However, it's unclear how long caffeine can delay your period. And remember, this is just a link: The study doesn't definitively prove that caffeine causes infrequent periods.
5. It May Prevent Missed Ovulation
A July 2016 study in the American Journal of Clinical Nutrition found that caffeine intake was associated with lower risk of anovulation (missed ovulation), which the authors suggest may improve menstrual cycle function.
The moral of the story: There's room for more studies and your own tracking, given that caffeine affects everybody differently. These data are associations, so the jury is still out on how caffeine may or may not affect your period.
Can Coffee Stop Periods?
There's no evidence to suggest that caffeine directly stops your period.
However, if your period does stop abruptly, talk to your doctor to determine the underlying cause, as it may indicate health issues like hormonal imbalances, pregnancy, stress, uterine problems or polycystic ovary syndrome, per the Ohio State University Wexner Medical Center.
Caffeine, Menstrual Cramps and PMS
Perhaps you've heard that caffeine is good for period cramps. So, is there any truth to that — does caffeine help cramps, or does coffee make cramps worse?
If you love chocolate, here's some good news: According to the Journal of Taibah University Medical Sciences study, among the 350 participants, chocolate was associated with fewer premenstrual syndrome (PMS) symptoms, suggesting that this form of caffeine does potentially help with issues like cramps.
But this may not be true for other sources of caffeine — in fact, it's possible that caffeine may make cramps worse (along with other symptoms of PMS).
"Caffeine is a vasodilator, which causes blood vessels to open up more," says Jana Mowrer, RDN, CDCES, registered dietitian nutritionist and founder of HealthWins Coaching and Consulting in Fresno, California.
"When this happens, [people who get periods] are more likely to feel cramps, headaches and tiredness.
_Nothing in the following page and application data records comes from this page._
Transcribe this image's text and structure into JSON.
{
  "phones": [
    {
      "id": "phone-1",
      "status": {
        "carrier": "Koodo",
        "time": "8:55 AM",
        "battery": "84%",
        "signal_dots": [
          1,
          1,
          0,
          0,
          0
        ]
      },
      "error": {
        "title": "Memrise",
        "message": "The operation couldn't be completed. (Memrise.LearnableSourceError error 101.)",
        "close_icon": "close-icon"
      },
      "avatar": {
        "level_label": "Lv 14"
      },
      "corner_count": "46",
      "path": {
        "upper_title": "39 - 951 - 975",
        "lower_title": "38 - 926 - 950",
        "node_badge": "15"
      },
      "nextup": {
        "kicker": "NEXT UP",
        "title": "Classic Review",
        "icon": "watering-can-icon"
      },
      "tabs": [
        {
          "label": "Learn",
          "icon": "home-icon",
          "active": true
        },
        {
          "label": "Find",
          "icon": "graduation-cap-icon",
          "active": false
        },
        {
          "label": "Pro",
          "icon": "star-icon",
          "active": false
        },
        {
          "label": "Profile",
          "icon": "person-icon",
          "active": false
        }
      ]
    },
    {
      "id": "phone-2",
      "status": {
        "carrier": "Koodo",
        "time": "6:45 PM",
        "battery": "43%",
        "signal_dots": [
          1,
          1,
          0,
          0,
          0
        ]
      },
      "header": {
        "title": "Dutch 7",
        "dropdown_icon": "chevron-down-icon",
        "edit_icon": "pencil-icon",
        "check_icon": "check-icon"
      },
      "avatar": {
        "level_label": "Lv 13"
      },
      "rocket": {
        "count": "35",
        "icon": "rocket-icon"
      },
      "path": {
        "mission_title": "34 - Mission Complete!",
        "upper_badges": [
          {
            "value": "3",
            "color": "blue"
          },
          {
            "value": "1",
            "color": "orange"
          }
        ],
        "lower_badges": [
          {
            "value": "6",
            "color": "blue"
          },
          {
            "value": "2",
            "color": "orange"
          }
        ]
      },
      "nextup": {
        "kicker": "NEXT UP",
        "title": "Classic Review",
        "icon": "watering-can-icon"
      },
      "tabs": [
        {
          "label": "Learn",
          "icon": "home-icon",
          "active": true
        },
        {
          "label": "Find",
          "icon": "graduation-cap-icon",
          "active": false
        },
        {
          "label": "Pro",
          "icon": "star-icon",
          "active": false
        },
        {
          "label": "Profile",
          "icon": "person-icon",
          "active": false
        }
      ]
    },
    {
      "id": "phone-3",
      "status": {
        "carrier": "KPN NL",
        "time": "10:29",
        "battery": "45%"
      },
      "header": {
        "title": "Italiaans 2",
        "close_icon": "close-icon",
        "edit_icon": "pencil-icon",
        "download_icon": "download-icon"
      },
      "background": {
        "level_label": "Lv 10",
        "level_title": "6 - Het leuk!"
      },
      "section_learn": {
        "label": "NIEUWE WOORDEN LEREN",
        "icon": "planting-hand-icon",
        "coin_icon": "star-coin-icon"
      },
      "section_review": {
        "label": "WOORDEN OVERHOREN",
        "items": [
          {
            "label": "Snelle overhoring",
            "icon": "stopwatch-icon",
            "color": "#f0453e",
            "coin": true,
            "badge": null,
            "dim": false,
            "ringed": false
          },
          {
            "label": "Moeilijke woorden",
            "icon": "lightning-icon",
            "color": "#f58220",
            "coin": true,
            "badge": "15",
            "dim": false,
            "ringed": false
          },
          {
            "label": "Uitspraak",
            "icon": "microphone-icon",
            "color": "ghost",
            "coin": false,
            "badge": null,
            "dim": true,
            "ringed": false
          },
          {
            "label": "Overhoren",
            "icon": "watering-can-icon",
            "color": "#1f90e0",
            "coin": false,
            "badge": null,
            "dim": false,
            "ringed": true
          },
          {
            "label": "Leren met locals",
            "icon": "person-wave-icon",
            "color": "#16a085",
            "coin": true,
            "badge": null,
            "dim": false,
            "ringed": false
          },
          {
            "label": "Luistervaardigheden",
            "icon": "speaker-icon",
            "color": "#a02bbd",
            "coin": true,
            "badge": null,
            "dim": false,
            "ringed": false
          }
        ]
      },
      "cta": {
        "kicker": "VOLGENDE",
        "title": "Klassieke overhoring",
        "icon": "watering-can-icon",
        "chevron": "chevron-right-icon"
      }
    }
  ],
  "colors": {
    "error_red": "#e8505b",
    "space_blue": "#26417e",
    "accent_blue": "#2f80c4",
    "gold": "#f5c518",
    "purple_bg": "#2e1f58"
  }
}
Caffeine is a diuretic, which can cause cramping and dehydration," she says.
Some dietitians (and people who get periods) agree with Mowrer that caffeine is bad for period cramps, but here also, the data are inconclusive.
For instance, an August 2016 study in the American Journal of Clinical Nutrition found that caffeine intake of any amount was not associated with worsening PMS, and the authors stated that recommendations to avoid caffeine to lessen PMS may not be helpful.
Bottom line: While you're waiting for conclusive data, check in with your own symptoms as they relate to caffeine and menstrual cramps. If you notice coffee does help with cramps, then it may not be necessary to skip your morning cup.
Keeping a food and symptom diary may also help you determine if you have caffeine sensitivity from PMS, whether coffee does help your cramps and, as a result, if you should quit caffeine each month.
- Harvard T.C. Chan School of Public Health: “Caffeine”
- American Journal of Clinical Nutrition: “A Prospective Study of Caffeine and Coffee Intake and Premenstrual Syndrome”
- Journal of Taibah University Medical Sciences: “Association Between Menstrual Disturbances and Habitual Use of Caffeine”
- American Journal of Clinical Nutrition: “Serum Caffeine and Paraxanthine Concentrations and Menstrual Cycle Function: Correlations With Beverage Intakes and Associations With Race, Reproductive Hormones, and Anovulation in the BioCycle Study”
- U.S. National Library of Medicine: "Caffeine"
- Clinical Epidemiology: "Correlates of menstrual cycle characteristics among nulliparous Danish women"
- Mayo Clinic: "Caffeine: How much is too much?"
- Ohio State University Wexner Medical Center: "Is it normal to miss periods?"
Is this an emergency? If you are experiencing serious medical symptoms, please see the National Library of Medicine’s list of signs you need emergency medical attention or call 911.